The catchily-titled Health Protection (Coronavirus, Restrictions) (Self Isolation) (England) Regulations 2020 came into force on 28 September, and contain important provisions relevant to employees and employers.
Overall, the regulations oblige self-isolation for both (i) those notified of a positive test, and (ii) those told they have been in “close contact” with someone infected. Although instructions delivered by the NHS App remain as guidance only, directions from the NHS (incl. Track and Trace) or a Local Authority must be complied with.
The duration depends on factors including the basis for self-isolation, when the notification was given, whether there have been any symptoms, and whether there has been a test. Should the notification be withdrawn the obligation comes to an end. During self-isolation, individuals may only leave their home for a limited number of reasons, not including to attend work.
Importantly for employers, a new offence is created by Regulation 7. This covers “knowingly” allowing an employee (or worker) to attend anywhere for the purpose of work except the place they are self-isolating (under these regulations, or as a result of international travel). It kicks-in once the employer becomes aware of the need to isolate.

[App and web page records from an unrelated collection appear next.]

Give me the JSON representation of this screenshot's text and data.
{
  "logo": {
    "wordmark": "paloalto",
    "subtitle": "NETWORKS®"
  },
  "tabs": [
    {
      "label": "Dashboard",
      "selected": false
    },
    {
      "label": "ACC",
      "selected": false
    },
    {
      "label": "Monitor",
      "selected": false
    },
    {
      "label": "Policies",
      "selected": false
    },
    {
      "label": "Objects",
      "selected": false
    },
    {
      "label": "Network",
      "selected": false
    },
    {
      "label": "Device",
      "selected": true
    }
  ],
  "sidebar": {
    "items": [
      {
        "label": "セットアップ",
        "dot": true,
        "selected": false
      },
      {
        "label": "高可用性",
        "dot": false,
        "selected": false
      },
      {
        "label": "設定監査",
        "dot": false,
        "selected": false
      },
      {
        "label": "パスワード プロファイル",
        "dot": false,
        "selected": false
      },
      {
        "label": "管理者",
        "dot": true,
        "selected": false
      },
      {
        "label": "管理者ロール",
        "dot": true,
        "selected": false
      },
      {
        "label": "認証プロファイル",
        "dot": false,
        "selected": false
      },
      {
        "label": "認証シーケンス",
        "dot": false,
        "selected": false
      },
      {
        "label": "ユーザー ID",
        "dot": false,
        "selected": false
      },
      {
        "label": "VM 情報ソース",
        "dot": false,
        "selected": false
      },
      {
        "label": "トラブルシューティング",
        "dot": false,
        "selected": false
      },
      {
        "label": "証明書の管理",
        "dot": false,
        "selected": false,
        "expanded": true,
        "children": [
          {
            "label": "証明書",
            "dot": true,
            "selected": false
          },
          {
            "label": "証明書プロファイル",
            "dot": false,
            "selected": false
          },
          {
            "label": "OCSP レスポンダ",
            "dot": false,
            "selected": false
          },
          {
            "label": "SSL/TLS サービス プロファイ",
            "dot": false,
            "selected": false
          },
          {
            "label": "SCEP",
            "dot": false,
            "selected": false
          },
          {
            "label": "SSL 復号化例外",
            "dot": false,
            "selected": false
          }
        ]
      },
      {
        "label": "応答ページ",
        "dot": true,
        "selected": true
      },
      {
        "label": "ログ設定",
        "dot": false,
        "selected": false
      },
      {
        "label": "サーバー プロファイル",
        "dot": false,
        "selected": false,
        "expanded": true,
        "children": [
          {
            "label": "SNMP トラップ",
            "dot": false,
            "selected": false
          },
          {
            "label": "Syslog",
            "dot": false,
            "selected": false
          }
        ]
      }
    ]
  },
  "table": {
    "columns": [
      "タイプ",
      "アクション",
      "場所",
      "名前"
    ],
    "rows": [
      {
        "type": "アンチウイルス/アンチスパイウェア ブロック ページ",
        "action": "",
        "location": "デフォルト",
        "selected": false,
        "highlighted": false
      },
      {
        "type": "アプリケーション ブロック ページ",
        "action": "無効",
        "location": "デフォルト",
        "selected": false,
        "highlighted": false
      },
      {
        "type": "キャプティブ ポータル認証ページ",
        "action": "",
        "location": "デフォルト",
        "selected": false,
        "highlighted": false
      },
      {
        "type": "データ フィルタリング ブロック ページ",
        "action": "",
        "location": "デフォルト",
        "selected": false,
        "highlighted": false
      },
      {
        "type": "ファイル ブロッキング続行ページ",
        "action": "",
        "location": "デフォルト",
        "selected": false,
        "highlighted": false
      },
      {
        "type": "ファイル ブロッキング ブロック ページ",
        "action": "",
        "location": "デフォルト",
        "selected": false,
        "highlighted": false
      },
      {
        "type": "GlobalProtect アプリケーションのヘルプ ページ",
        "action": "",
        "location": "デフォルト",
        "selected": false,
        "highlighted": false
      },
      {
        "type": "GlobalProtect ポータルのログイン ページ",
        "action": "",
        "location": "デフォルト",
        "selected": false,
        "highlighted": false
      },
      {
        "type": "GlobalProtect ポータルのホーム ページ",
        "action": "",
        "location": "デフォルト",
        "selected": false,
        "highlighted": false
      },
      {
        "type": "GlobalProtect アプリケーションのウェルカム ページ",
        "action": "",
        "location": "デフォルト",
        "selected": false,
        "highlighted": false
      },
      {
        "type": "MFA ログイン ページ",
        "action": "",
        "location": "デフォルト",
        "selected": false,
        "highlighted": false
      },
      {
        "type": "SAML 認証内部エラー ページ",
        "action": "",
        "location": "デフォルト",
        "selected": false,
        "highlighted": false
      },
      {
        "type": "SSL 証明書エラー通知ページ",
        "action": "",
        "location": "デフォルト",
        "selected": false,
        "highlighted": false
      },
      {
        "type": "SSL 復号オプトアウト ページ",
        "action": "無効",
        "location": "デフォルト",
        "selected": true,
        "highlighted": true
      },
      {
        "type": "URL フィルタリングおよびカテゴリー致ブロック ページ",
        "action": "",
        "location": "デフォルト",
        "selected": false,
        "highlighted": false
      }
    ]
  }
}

In practice, it seems employers must specifically instruct employees not to attend work (or anywhere else) and must either insist they work from home or provide leave. It is very unlikely that employers can simply “sit on their hands” once notified and hope employees feel obliged to attend work, as this would almost certainly amount to “allowing”.
It is also important to note that there is no right to challenge a notification to self-isolate under the regulations. This means that once notified, an employee’s negative test or challenge to what is / isn’t “close contact” will not necessarily release them to return to work.
The fines for breach by employers are steep. Although there is a defence of “reasonable excuse” this is likely to be very strictly interpreted. Fixed penalties start at £1,000 rising to £10,000 for a fourth offence. This tally may relate to different employees and so could rack up fast. Prosecution by the CPS or Local Authority is also an option with the potential for an unlimited fine, and will probably be used for serious or repeat offenders.
There are also provisions for directors and other company officers to be individually liable where they have endorsed breaches of the regulations.
The obligations on employees under Regulation 8 are similarly strict, but attract a far smaller penalty for breach.
Once an employee is aware they have to self-isolate, they must tell their employer (including the start / end dates) “as soon as reasonably practicable” and in any event before they are next meant to start work. The latter could cause issues where there are no means of sending a message out of hours, and employers would be well-advised to think about putting a simple system in place to accept employee notifications.
An employee’s failure to notify without reasonable excuse to notify is (for reasons not particularly clear) also an offence under the regulations. It attracts a fixed penalty of £50, but in practice appears very unlikely to be enforced. Where an employee has been unable to contact their employer out of hours, action seems very unlikely indeed.
The regulations also apply to agency workers, with an employee’s notification to either the agency, principal or employer being acceptable. Each must then inform the others as soon as reasonably practicable, and the obligations not to knowingly allow a breach of isolation apply equally to all three.
Mike Blitz practises in chambers’ specialist employment team and is happy to assist with queries arising from this article.